-- Exercise details --
Give back all of the data exactly.
··· Exercise inputs
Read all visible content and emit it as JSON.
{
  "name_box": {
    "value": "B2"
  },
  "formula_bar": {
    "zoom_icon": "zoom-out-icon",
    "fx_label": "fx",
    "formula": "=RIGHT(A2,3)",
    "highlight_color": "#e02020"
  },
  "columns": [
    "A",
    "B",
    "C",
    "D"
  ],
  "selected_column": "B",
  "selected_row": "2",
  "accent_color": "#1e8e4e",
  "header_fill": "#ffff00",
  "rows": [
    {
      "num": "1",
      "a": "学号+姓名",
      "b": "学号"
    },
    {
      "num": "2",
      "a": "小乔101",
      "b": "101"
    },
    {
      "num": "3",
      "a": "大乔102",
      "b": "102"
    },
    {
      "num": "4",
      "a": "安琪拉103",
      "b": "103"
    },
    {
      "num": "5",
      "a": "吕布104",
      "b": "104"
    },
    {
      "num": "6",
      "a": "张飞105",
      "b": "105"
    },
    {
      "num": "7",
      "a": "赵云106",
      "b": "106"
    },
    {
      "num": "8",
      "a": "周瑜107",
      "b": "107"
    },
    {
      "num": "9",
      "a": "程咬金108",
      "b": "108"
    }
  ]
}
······
-- Written answer --
Read all visible content and emit it as JSON.
{
  "name_box": {
    "value": "B2"
  },
  "formula_bar": {
    "zoom_icon": "zoom-out-icon",
    "fx_label": "fx",
    "formula": "=RIGHT(A2,3)",
    "highlight_color": "#e02020"
  },
  "columns": [
    "A",
    "B",
    "C",
    "D"
  ],
  "selected_column": "B",
  "selected_row": "2",
  "accent_color": "#1e8e4e",
  "header_fill": "#ffff00",
  "rows": [
    {
      "num": "1",
      "a": "学号+姓名",
      "b": "学号"
    },
    {
      "num": "2",
      "a": "小乔101",
      "b": "101"
    },
    {
      "num": "3",
      "a": "大乔102",
      "b": "102"
    },
    {
      "num": "4",
      "a": "安琪拉103",
      "b": "103"
    },
    {
      "num": "5",
      "a": "吕布104",
      "b": "104"
    },
    {
      "num": "6",
      "a": "张飞105",
      "b": "105"
    },
    {
      "num": "7",
      "a": "赵云106",
      "b": "106"
    },
    {
      "num": "8",
      "a": "周瑜107",
      "b": "107"
    },
    {
      "num": "9",
      "a": "程咬金108",
      "b": "108"
    }
  ]
}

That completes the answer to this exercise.